  26. 26.
    Wedemeyer C, Kauther MD. Hemipelvectomy- only a salvage therapy? Orthop Rev. 2011;3(1):e4.  https://doi.org/10.4081/or.2011.e4.CrossRefGoogle Scholar
  27. 27.
    Wurtz DL, Peabody TD, Simon MA. Delay in diagnosis and treatment of primary bone sarcoma of the pelvis. J Bone Joint Surg. 1999;81(3):317–25.CrossRefGoogle Scholar
  28. 28.
    Zhang H, Thongtrangan I, Balabhadra RS, et al. Surgical techniques for total sacrectomy and spinopelvic reconstruction. Neurosurg Focus. 2003;15(2):1–10.  https://doi.org/10.3171/foc.2003.15.2.5.CrossRefGoogle Scholar

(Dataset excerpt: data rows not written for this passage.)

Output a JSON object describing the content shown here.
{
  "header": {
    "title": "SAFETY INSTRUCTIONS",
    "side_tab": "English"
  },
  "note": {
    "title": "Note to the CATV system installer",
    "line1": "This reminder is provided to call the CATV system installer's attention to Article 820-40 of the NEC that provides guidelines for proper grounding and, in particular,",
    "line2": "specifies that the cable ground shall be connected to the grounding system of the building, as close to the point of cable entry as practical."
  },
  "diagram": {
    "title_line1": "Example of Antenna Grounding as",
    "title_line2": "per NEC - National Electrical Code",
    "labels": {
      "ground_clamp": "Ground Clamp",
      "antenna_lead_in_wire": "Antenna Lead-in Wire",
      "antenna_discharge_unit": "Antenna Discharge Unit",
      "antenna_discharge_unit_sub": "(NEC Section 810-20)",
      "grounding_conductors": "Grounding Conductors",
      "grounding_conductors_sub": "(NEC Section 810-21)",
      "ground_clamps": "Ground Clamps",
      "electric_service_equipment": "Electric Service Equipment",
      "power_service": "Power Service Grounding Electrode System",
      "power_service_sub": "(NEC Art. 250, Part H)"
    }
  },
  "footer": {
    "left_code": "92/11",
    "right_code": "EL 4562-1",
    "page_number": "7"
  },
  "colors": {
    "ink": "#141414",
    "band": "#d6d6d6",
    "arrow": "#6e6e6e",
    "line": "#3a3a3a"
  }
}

Copyright information

© Springer Nature Switzerland AG 2020

Authors and Affiliations

  1. 1.Department of Anesthesiology, Critical Care and Pain MedicineUTMD Anderson Cancer CenterHoustonUSA
  2. 2.Department of Anesthesiology and Perioperative MedicineThe University of Texas MD Anderson Cancer CenterHoustonUSA

Section editors and affiliations

  • Garry Brydges
    • 1
  1. 1.Department of Anesthesiology Division of Anesthesia, Critical Care and Pain MedicineThe University of Texas MD Anderson Cancer CenterHoustonUSA

Personalised recommendations